#### [What you have to do]
A word-for-word repetition of all the entries is required.

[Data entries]
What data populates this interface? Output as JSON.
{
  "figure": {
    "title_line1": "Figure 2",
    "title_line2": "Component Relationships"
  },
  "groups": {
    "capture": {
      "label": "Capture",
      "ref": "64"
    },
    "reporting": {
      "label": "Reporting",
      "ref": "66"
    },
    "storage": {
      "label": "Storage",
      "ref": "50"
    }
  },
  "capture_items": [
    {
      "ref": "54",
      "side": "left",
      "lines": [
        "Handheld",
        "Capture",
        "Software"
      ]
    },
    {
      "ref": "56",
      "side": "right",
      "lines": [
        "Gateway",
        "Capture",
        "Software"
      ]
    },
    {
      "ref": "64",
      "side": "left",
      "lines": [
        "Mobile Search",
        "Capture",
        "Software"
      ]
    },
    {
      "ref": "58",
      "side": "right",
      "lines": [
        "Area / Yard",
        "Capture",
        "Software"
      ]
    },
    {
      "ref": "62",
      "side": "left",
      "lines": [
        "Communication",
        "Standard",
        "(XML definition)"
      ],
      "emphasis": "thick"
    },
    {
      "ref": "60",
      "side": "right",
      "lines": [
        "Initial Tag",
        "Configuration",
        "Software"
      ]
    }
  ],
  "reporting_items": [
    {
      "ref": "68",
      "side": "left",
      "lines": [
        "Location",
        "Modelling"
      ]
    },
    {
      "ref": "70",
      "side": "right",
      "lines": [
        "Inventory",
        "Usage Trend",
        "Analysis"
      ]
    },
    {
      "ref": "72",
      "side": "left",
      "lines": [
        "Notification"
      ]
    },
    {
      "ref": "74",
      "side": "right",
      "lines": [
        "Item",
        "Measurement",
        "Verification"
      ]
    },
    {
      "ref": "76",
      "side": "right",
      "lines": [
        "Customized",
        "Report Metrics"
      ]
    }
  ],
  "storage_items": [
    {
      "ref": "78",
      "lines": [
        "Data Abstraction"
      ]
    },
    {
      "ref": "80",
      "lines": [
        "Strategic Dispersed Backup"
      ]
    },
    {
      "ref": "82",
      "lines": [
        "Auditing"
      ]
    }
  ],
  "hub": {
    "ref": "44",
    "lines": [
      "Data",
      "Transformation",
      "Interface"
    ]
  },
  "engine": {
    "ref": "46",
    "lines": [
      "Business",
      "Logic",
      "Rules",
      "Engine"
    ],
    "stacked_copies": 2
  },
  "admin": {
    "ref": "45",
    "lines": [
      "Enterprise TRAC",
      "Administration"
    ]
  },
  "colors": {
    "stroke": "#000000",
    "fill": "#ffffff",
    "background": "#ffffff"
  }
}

#### [Task response]
What data populates this interface? Output as JSON.
{
  "figure": {
    "title_line1": "Figure 2",
    "title_line2": "Component Relationships"
  },
  "groups": {
    "capture": {
      "label": "Capture",
      "ref": "64"
    },
    "reporting": {
      "label": "Reporting",
      "ref": "66"
    },
    "storage": {
      "label": "Storage",
      "ref": "50"
    }
  },
  "capture_items": [
    {
      "ref": "54",
      "side": "left",
      "lines": [
        "Handheld",
        "Capture",
        "Software"
      ]
    },
    {
      "ref": "56",
      "side": "right",
      "lines": [
        "Gateway",
        "Capture",
        "Software"
      ]
    },
    {
      "ref": "64",
      "side": "left",
      "lines": [
        "Mobile Search",
        "Capture",
        "Software"
      ]
    },
    {
      "ref": "58",
      "side": "right",
      "lines": [
        "Area / Yard",
        "Capture",
        "Software"
      ]
    },
    {
      "ref": "62",
      "side": "left",
      "lines": [
        "Communication",
        "Standard",
        "(XML definition)"
      ],
      "emphasis": "thick"
    },
    {
      "ref": "60",
      "side": "right",
      "lines": [
        "Initial Tag",
        "Configuration",
        "Software"
      ]
    }
  ],
  "reporting_items": [
    {
      "ref": "68",
      "side": "left",
      "lines": [
        "Location",
        "Modelling"
      ]
    },
    {
      "ref": "70",
      "side": "right",
      "lines": [
        "Inventory",
        "Usage Trend",
        "Analysis"
      ]
    },
    {
      "ref": "72",
      "side": "left",
      "lines": [
        "Notification"
      ]
    },
    {
      "ref": "74",
      "side": "right",
      "lines": [
        "Item",
        "Measurement",
        "Verification"
      ]
    },
    {
      "ref": "76",
      "side": "right",
      "lines": [
        "Customized",
        "Report Metrics"
      ]
    }
  ],
  "storage_items": [
    {
      "ref": "78",
      "lines": [
        "Data Abstraction"
      ]
    },
    {
      "ref": "80",
      "lines": [
        "Strategic Dispersed Backup"
      ]
    },
    {
      "ref": "82",
      "lines": [
        "Auditing"
      ]
    }
  ],
  "hub": {
    "ref": "44",
    "lines": [
      "Data",
      "Transformation",
      "Interface"
    ]
  },
  "engine": {
    "ref": "46",
    "lines": [
      "Business",
      "Logic",
      "Rules",
      "Engine"
    ],
    "stacked_copies": 2
  },
  "admin": {
    "ref": "45",
    "lines": [
      "Enterprise TRAC",
      "Administration"
    ]
  },
  "colors": {
    "stroke": "#000000",
    "fill": "#ffffff",
    "background": "#ffffff"
  }
}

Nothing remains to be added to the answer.